The film was directed by the British film maker Basil Dearden during his topical phase. After touching such subjects as racism (Sapphire - 1959) and homosexuality (Victim - 1961), Dearden has made a film "inspired" by reported experiments with brain washing and isolation chambers, pointedly in the United States. A distracted appearing Oxford professor is seen traveling by train, followed by a man who later reveals himself to be a government agent. The professor hurls himself out of a moving train. The government agent, Major Hall, knows that the professor had been involved with experiments with isolation tanks. Now dead, with one thousand pounds in his possession, did the professor sell scientific information, or was he brain washed?

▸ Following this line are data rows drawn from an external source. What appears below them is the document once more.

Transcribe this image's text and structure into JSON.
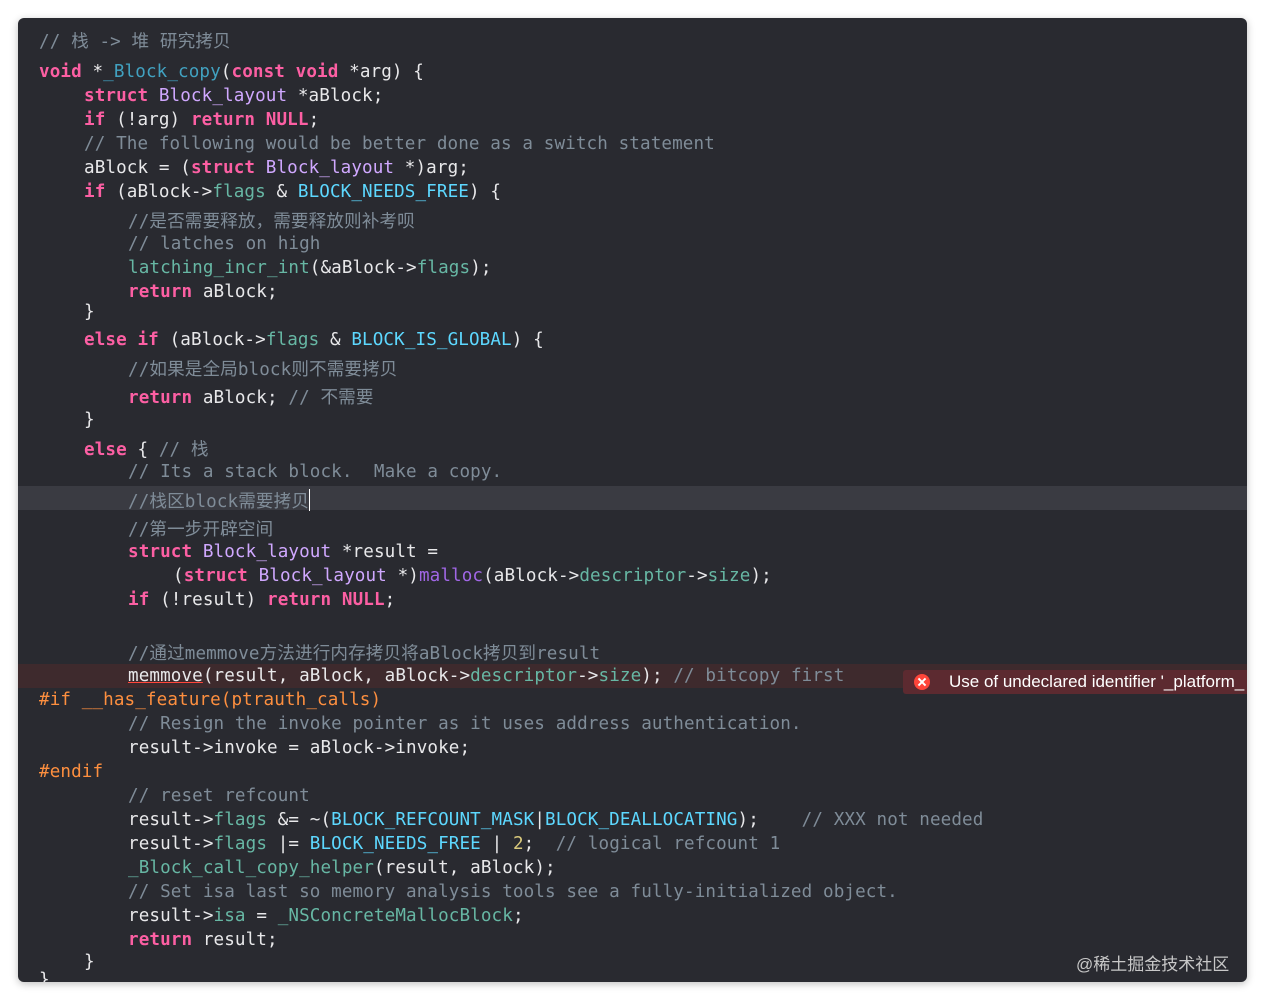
{
  "editor": {
    "error_message": "Use of undeclared identifier '_platform_",
    "line_texts": [
      "// 栈 -> 堆 研究拷贝",
      "void *_Block_copy(const void *arg) {",
      "struct Block_layout *aBlock;",
      "if (!arg) return NULL;",
      "// The following would be better done as a switch statement",
      "aBlock = (struct Block_layout *)arg;",
      "if (aBlock->flags & BLOCK_NEEDS_FREE) {",
      "//是否需要释放，需要释放则补考呗",
      "// latches on high",
      "latching_incr_int(&aBlock->flags);",
      "return aBlock;",
      "}",
      "else if (aBlock->flags & BLOCK_IS_GLOBAL) {",
      "//如果是全局block则不需要拷贝",
      "return aBlock; // 不需要",
      "}",
      "else { // 栈",
      "// Its a stack block.  Make a copy.",
      "//栈区block需要拷贝",
      "//第一步开辟空间",
      "struct Block_layout *result =",
      "(struct Block_layout *)malloc(aBlock->descriptor->size);",
      "if (!result) return NULL;",
      "",
      "//通过memmove方法进行内存拷贝将aBlock拷贝到result",
      "memmove(result, aBlock, aBlock->descriptor->size); // bitcopy first",
      "#if __has_feature(ptrauth_calls)",
      "// Resign the invoke pointer as it uses address authentication.",
      "result->invoke = aBlock->invoke;",
      "#endif",
      "// reset refcount",
      "result->flags &= ~(BLOCK_REFCOUNT_MASK|BLOCK_DEALLOCATING);    // XXX not needed",
      "result->flags |= BLOCK_NEEDS_FREE | 2;  // logical refcount 1",
      "_Block_call_copy_helper(result, aBlock);",
      "// Set isa last so memory analysis tools see a fully-initialized object.",
      "result->isa = _NSConcreteMallocBlock;",
      "return result;",
      "}",
      "}"
    ]
  },
  "watermark": "@稀土掘金技术社区",
  "icons": {
    "error": "error-x-circle-icon"
  },
  "colors": {
    "background": "#292a30",
    "keyword": "#fc5fa3",
    "comment": "#7f8c98",
    "type": "#d0a8ff",
    "function": "#41a1c0",
    "member": "#67b7a4",
    "macro": "#5dd8ff",
    "preprocessor": "#fd8f3f",
    "number": "#d9c97c",
    "error": "#ff453a",
    "current_line": "#3a3b42"
  }
}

In order to discover if being in the isolation tank caused the professor to be brainwashed, Hall convinces the professor's colleague, Longman (Dirk Bogarde) to duplicate the experiment. To determine how easily influenced someone is following isolation, Longman is to be told something counter to his belief system. The physically and mentally weakend Longman is made to believe that his happy marriage is a sham.

Maybe it's general British good manners of the time, but The Mind Benders suffers from not being more dramatic. I'm not familiar with James Kennaway's novel, but brainwashing in a domestic setting lacks the tension of something like The Manchurian Candidate with its war hero turned political assassin. There is one nice visual touch with a scene of Bogarde, immediately after being brainwashed, with his wife Oonagh (Mary Ure). The couple are sitting in an old open top car, parked by a stream. Ure's face is completely lit in full view, while Bogarde's face is half in shadow to indicate that the brainwashing has taken effect. While not an artist, Dearden's films have revealed him to be a consistent craftsman.

Posted by peter at July 23, 2005 05:03 PM